The virtual thread scheduling is implemented with the existing ForkJoinPool in the FIFO mode that implements the "work stealing", though it is partially customizable and it is possible to use a custom scheduler (but why). It is great that virtual threads are built on the existing and well-known implementation.

New factory methods

The old implementation is unchanged, and it is needed to use factory methods to create a virtual thread.

  • Create a virtual thread:

    Thread vt = Thread.ofVirtual()
  • Create a platform thread:

    Thread pt = Thread.ofPlatform()
  • Create and start a virtual thread:

    Thread vt = Thread.startVirtualThread()

Fluent style

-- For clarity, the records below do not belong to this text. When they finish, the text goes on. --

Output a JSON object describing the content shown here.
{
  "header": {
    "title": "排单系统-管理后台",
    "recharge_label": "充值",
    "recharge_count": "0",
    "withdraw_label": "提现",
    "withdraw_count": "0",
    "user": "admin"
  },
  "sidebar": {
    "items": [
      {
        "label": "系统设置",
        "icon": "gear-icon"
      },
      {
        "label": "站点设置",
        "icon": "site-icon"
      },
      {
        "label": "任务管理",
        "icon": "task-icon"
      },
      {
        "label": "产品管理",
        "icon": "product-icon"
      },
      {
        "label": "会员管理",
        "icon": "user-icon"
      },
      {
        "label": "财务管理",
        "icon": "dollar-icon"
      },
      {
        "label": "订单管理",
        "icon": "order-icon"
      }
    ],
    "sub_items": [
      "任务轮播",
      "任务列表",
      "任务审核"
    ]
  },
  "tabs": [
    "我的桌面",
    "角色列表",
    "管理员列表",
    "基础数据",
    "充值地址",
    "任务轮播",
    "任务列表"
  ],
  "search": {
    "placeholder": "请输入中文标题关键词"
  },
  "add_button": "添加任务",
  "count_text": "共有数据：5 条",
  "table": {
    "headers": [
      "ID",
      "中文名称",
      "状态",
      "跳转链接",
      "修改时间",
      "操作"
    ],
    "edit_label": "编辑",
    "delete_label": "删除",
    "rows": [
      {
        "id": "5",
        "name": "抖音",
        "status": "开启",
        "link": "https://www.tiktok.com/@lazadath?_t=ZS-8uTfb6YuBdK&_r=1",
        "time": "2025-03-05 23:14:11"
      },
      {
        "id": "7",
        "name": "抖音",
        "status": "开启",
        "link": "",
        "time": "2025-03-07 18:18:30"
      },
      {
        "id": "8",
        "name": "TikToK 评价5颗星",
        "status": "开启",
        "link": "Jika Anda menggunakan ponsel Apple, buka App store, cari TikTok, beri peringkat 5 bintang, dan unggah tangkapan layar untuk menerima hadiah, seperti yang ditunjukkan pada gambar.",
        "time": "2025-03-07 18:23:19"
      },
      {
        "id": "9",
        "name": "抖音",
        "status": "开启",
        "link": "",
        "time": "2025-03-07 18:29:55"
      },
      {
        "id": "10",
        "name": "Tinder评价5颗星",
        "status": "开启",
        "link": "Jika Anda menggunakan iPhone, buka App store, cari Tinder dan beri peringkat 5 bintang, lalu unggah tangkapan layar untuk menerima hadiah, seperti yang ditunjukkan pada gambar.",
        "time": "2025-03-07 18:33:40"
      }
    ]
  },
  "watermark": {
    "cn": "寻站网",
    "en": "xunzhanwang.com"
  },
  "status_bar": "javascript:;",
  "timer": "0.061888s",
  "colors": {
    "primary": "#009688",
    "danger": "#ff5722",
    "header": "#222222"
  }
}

  • Thread vt = Thread.ofVirtual().name("virtual").unstarted(runnable);
  • Thread vt = Thread.ofPlatform().name("platform").unstarted(runnable);

Builder and Factory style

  • boolean isPlatformVirtual = Thread.ofPlatform().isVirtual(); // false
  • boolean isVirtualVirtual = Thread.virtual().isVirtual(); // true
  • boolean isVirtualDaemon = Thread.virtual().isDaemon(); // true


  • ExecutorService service = Executors.newVirtualThreadPerTaskExecutor();


The virtual threads should not be pooled as long as they are lightweight and the pool management becomes an overhead compared to threads creation. However, there is a new dedicated thread pool ExecutorService, though it’s better to just create a thread and let the system handle it.

Do not use priorities with virtual threads.